A method of fabricating a semiconductor product includes the processing of a semiconductor wafer from a front surface including structures disposed in the substrate of the wafer adjacent to the front surface and the forming of at least one wiring embedded in a dielectric layer disposed on the front surface of the wafer. The semiconductor wafer is mounted to a carrier wafer at its front surface so that material can be removed from the backside of the wafer to thin the semiconductor wafer. Backside processing of the semiconductor wafer includes the forming of implantations from the backside of the wafer, the forming of deep trenches to isolate the structures from other structures within the wafer, the forming of a through silicon via to contact features on the frontside of the wafer and the forming of a body contact. Several devices can be generated within the same wafer.

Read more
PatSnap Solutions

Great research starts with great data.

Use the most comprehensive innovation intelligence platform to maximise ROI on research.

Learn More

Patent Valuation

$

Reveal the value <>

31.0/100 Score

Market Attractiveness

It shows from an IP point of view how many competitors are active and innovations are made in the different technical fields of the company. On a company level, the market attractiveness is often also an indicator of how diversified a company is. Here we look into the commercial relevance of the market.

75.0/100 Score

Market Coverage

It shows the sizes of the market that is covered with the IP and in how many countries the IP guarantees protection. It reflects a market size that is potentially addressable with the invented technology/formulation with a legal protection which also includes a freedom to operate. Here we look into the size of the impacted market.

73.49/100 Score

Technology Quality

It shows the degree of innovation that can be derived from a company’s IP. Here we look into ease of detection, ability to design around and significance of the patented feature to the product/service.

72.0/100 Score

Assignee Score

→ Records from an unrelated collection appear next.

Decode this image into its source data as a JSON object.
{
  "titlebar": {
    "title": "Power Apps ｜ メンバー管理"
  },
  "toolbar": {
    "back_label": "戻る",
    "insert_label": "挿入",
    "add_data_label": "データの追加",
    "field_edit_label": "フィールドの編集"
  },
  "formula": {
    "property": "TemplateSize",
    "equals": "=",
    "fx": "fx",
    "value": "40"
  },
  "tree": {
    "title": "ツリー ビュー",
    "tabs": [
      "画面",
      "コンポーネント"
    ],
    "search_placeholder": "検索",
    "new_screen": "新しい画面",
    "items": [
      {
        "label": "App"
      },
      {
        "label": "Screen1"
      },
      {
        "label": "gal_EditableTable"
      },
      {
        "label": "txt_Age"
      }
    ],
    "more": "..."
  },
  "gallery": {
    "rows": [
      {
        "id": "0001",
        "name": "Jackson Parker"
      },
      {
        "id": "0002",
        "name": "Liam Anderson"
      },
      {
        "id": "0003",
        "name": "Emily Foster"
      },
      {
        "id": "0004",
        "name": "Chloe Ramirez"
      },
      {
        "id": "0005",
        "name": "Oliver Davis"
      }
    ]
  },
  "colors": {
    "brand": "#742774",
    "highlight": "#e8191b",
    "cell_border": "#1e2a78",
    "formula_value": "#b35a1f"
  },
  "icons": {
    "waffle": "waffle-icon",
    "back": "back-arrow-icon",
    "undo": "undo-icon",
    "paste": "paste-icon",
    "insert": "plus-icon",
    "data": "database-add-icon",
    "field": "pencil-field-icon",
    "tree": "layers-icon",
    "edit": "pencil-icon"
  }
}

It takes the R&D behavior of the company itself into account that results in IP. During the invention phase, larger companies are considered to assign a higher R&D budget on a certain technology field, these companies have a better influence on their market, on what is marketable and what might lead to a standard.

27.38/100 Score

Legal Score

It shows the legal strength of IP in terms of its degree of protecting effect. Here we look into claim scope, claim breadth, claim quality, stability and priority.

Citation

Patents Cited in This Cited by
Title Current Assignee Application Date Publication Date
CAPTEUR D'IMAGE AMINCI A PLOTS DE CONTACT ISOLES PAR TRANCHEE TELEDYNE E2V SEMICONDUCTORS SAS 23 December 2005 29 June 2007
半導体集積回路装置及びその製造方法 ソニー株式会社 12 December 2003 30 June 2005
半導体装置及びその製造方法 株式会社デンソー 01 October 2008 04 June 2009
CONNEXIONS ENTERREES DANS UN SUBSTRAT DE CIRCUIT INTEGRE STMICROELECTRONICS SA 13 December 2002 18 June 2004
三次元積層構造を持つ半導体装置の製造方法 ZYCUBE:KK 13 March 2012 05 July 2012
See full citation <>

More Patents & Intellectual Property

PatSnap Solutions

PatSnap solutions are used by R&D teams, legal and IP professionals, those in business intelligence and strategic planning roles and by research staff at academic institutions globally.

PatSnap Solutions
Search & Analyze
The widest range of IP search tools makes getting the right answers and asking the right questions easier than ever. One click analysis extracts meaningful information on competitors and technology trends from IP data.
Business Intelligence
Gain powerful insights into future technology changes, market shifts and competitor strategies.
Workflow
Manage IP-related processes across multiple teams and departments with integrated collaboration and workflow tools.
Contact Sales
Clsoe
US10002836 Method fabricating semiconductor 1 US10002836 Method fabricating semiconductor 2 US10002836 Method fabricating semiconductor 3